_Directions_: From the first line to the last, return the data exactly as it stands.

::: Data :::

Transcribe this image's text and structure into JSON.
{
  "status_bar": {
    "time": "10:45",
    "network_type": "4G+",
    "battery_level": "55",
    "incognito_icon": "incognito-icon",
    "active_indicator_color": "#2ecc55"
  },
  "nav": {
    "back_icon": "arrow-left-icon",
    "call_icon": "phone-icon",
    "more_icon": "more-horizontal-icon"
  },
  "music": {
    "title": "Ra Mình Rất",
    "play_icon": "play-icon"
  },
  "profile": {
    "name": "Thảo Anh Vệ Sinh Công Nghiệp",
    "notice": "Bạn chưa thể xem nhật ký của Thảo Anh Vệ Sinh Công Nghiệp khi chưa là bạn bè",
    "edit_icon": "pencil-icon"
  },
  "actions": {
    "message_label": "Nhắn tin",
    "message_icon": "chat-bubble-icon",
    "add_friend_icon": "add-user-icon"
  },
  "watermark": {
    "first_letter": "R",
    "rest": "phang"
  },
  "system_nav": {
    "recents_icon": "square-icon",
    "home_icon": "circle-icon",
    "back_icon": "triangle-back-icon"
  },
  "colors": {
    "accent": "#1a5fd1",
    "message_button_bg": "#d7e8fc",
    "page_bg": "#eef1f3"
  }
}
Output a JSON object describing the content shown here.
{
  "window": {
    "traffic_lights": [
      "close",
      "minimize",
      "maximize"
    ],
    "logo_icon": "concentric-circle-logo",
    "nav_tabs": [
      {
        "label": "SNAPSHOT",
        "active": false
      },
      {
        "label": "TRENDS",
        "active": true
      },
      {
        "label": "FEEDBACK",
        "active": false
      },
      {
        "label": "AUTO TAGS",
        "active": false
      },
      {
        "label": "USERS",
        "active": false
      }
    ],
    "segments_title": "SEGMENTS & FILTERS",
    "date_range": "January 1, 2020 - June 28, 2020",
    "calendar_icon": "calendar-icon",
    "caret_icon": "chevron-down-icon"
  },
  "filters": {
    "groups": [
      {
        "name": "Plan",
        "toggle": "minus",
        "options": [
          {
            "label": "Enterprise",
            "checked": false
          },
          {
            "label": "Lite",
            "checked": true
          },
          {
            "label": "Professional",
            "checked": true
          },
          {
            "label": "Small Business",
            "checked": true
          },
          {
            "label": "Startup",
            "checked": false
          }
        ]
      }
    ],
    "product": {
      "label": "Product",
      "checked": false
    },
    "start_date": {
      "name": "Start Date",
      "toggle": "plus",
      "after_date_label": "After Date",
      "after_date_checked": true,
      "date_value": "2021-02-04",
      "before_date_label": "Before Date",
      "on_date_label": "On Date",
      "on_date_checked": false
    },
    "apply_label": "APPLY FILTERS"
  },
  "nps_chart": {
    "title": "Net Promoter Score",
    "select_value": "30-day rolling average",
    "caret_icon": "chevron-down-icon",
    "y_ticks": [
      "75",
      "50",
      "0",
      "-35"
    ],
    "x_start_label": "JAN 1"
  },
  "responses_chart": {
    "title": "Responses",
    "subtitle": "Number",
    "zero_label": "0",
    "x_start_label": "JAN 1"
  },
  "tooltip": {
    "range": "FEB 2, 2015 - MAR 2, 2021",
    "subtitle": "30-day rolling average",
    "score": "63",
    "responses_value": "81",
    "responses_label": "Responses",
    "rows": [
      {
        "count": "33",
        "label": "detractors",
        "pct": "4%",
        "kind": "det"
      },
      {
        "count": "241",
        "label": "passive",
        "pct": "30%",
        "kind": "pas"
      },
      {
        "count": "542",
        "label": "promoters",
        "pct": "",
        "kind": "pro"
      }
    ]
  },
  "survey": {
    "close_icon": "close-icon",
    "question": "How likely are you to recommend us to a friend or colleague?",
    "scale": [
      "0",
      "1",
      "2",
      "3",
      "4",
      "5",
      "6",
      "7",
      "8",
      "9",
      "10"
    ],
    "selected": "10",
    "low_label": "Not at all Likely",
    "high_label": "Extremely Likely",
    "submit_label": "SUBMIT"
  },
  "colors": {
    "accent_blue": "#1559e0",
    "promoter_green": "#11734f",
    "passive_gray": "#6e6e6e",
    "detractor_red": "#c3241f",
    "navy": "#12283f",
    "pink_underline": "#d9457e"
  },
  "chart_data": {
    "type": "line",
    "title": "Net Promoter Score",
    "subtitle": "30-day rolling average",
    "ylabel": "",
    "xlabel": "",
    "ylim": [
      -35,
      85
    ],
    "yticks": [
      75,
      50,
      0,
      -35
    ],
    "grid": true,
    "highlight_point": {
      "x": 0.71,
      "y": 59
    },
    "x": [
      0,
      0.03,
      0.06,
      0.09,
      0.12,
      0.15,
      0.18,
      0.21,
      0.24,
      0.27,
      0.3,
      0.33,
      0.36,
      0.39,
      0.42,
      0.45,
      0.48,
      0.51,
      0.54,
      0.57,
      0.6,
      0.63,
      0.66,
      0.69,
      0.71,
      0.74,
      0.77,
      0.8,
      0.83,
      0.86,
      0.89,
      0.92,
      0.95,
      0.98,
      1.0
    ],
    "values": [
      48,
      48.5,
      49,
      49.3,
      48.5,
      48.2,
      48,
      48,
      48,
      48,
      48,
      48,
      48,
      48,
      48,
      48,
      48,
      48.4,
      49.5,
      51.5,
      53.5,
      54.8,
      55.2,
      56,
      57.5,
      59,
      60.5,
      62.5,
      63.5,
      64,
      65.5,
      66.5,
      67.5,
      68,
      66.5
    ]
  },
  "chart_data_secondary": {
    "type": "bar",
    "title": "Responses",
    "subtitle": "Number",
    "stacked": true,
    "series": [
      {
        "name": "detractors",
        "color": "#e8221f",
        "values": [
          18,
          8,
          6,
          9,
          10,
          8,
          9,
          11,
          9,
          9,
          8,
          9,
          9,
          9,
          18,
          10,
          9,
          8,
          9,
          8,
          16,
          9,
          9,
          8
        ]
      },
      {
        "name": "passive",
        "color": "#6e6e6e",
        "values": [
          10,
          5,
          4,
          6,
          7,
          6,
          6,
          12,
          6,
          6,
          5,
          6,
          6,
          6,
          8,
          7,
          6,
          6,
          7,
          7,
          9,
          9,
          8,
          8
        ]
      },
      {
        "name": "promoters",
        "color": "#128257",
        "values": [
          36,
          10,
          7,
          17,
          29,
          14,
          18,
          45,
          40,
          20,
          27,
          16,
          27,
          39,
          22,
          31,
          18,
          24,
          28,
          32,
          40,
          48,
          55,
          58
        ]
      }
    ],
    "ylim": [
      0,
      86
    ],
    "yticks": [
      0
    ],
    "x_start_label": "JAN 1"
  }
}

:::

_Answer for the task_:
Transcribe this image's text and structure into JSON.
{
  "status_bar": {
    "time": "10:45",
    "network_type": "4G+",
    "battery_level": "55",
    "incognito_icon": "incognito-icon",
    "active_indicator_color": "#2ecc55"
  },
  "nav": {
    "back_icon": "arrow-left-icon",
    "call_icon": "phone-icon",
    "more_icon": "more-horizontal-icon"
  },
  "music": {
    "title": "Ra Mình Rất",
    "play_icon": "play-icon"
  },
  "profile": {
    "name": "Thảo Anh Vệ Sinh Công Nghiệp",
    "notice": "Bạn chưa thể xem nhật ký của Thảo Anh Vệ Sinh Công Nghiệp khi chưa là bạn bè",
    "edit_icon": "pencil-icon"
  },
  "actions": {
    "message_label": "Nhắn tin",
    "message_icon": "chat-bubble-icon",
    "add_friend_icon": "add-user-icon"
  },
  "watermark": {
    "first_letter": "R",
    "rest": "phang"
  },
  "system_nav": {
    "recents_icon": "square-icon",
    "home_icon": "circle-icon",
    "back_icon": "triangle-back-icon"
  },
  "colors": {
    "accent": "#1a5fd1",
    "message_button_bg": "#d7e8fc",
    "page_bg": "#eef1f3"
  }
}
Output a JSON object describing the content shown here.
{
  "window": {
    "traffic_lights": [
      "close",
      "minimize",
      "maximize"
    ],
    "logo_icon": "concentric-circle-logo",
    "nav_tabs": [
      {
        "label": "SNAPSHOT",
        "active": false
      },
      {
        "label": "TRENDS",
        "active": true
      },
      {
        "label": "FEEDBACK",
        "active": false
      },
      {
        "label": "AUTO TAGS",
        "active": false
      },
      {
        "label": "USERS",
        "active": false
      }
    ],
    "segments_title": "SEGMENTS & FILTERS",
    "date_range": "January 1, 2020 - June 28, 2020",
    "calendar_icon": "calendar-icon",
    "caret_icon": "chevron-down-icon"
  },
  "filters": {
    "groups": [
      {
        "name": "Plan",
        "toggle": "minus",
        "options": [
          {
            "label": "Enterprise",
            "checked": false
          },
          {
            "label": "Lite",
            "checked": true
          },
          {
            "label": "Professional",
            "checked": true
          },
          {
            "label": "Small Business",
            "checked": true
          },
          {
            "label": "Startup",
            "checked": false
          }
        ]
      }
    ],
    "product": {
      "label": "Product",
      "checked": false
    },
    "start_date": {
      "name": "Start Date",
      "toggle": "plus",
      "after_date_label": "After Date",
      "after_date_checked": true,
      "date_value": "2021-02-04",
      "before_date_label": "Before Date",
      "on_date_label": "On Date",
      "on_date_checked": false
    },
    "apply_label": "APPLY FILTERS"
  },
  "nps_chart": {
    "title": "Net Promoter Score",
    "select_value": "30-day rolling average",
    "caret_icon": "chevron-down-icon",
    "y_ticks": [
      "75",
      "50",
      "0",
      "-35"
    ],
    "x_start_label": "JAN 1"
  },
  "responses_chart": {
    "title": "Responses",
    "subtitle": "Number",
    "zero_label": "0",
    "x_start_label": "JAN 1"
  },
  "tooltip": {
    "range": "FEB 2, 2015 - MAR 2, 2021",
    "subtitle": "30-day rolling average",
    "score": "63",
    "responses_value": "81",
    "responses_label": "Responses",
    "rows": [
      {
        "count": "33",
        "label": "detractors",
        "pct": "4%",
        "kind": "det"
      },
      {
        "count": "241",
        "label": "passive",
        "pct": "30%",
        "kind": "pas"
      },
      {
        "count": "542",
        "label": "promoters",
        "pct": "",
        "kind": "pro"
      }
    ]
  },
  "survey": {
    "close_icon": "close-icon",
    "question": "How likely are you to recommend us to a friend or colleague?",
    "scale": [
      "0",
      "1",
      "2",
      "3",
      "4",
      "5",
      "6",
      "7",
      "8",
      "9",
      "10"
    ],
    "selected": "10",
    "low_label": "Not at all Likely",
    "high_label": "Extremely Likely",
    "submit_label": "SUBMIT"
  },
  "colors": {
    "accent_blue": "#1559e0",
    "promoter_green": "#11734f",
    "passive_gray": "#6e6e6e",
    "detractor_red": "#c3241f",
    "navy": "#12283f",
    "pink_underline": "#d9457e"
  },
  "chart_data": {
    "type": "line",
    "title": "Net Promoter Score",
    "subtitle": "30-day rolling average",
    "ylabel": "",
    "xlabel": "",
    "ylim": [
      -35,
      85
    ],
    "yticks": [
      75,
      50,
      0,
      -35
    ],
    "grid": true,
    "highlight_point": {
      "x": 0.71,
      "y": 59
    },
    "x": [
      0,
      0.03,
      0.06,
      0.09,
      0.12,
      0.15,
      0.18,
      0.21,
      0.24,
      0.27,
      0.3,
      0.33,
      0.36,
      0.39,
      0.42,
      0.45,
      0.48,
      0.51,
      0.54,
      0.57,
      0.6,
      0.63,
      0.66,
      0.69,
      0.71,
      0.74,
      0.77,
      0.8,
      0.83,
      0.86,
      0.89,
      0.92,
      0.95,
      0.98,
      1.0
    ],
    "values": [
      48,
      48.5,
      49,
      49.3,
      48.5,
      48.2,
      48,
      48,
      48,
      48,
      48,
      48,
      48,
      48,
      48,
      48,
      48,
      48.4,
      49.5,
      51.5,
      53.5,
      54.8,
      55.2,
      56,
      57.5,
      59,
      60.5,
      62.5,
      63.5,
      64,
      65.5,
      66.5,
      67.5,
      68,
      66.5
    ]
  },
  "chart_data_secondary": {
    "type": "bar",
    "title": "Responses",
    "subtitle": "Number",
    "stacked": true,
    "series": [
      {
        "name": "detractors",
        "color": "#e8221f",
        "values": [
          18,
          8,
          6,
          9,
          10,
          8,
          9,
          11,
          9,
          9,
          8,
          9,
          9,
          9,
          18,
          10,
          9,
          8,
          9,
          8,
          16,
          9,
          9,
          8
        ]
      },
      {
        "name": "passive",
        "color": "#6e6e6e",
        "values": [
          10,
          5,
          4,
          6,
          7,
          6,
          6,
          12,
          6,
          6,
          5,
          6,
          6,
          6,
          8,
          7,
          6,
          6,
          7,
          7,
          9,
          9,
          8,
          8
        ]
      },
      {
        "name": "promoters",
        "color": "#128257",
        "values": [
          36,
          10,
          7,
          17,
          29,
          14,
          18,
          45,
          40,
          20,
          27,
          16,
          27,
          39,
          22,
          31,
          18,
          24,
          28,
          32,
          40,
          48,
          55,
          58
        ]
      }
    ],
    "ylim": [
      0,
      86
    ],
    "yticks": [
      0
    ],
    "x_start_label": "JAN 1"
  }
}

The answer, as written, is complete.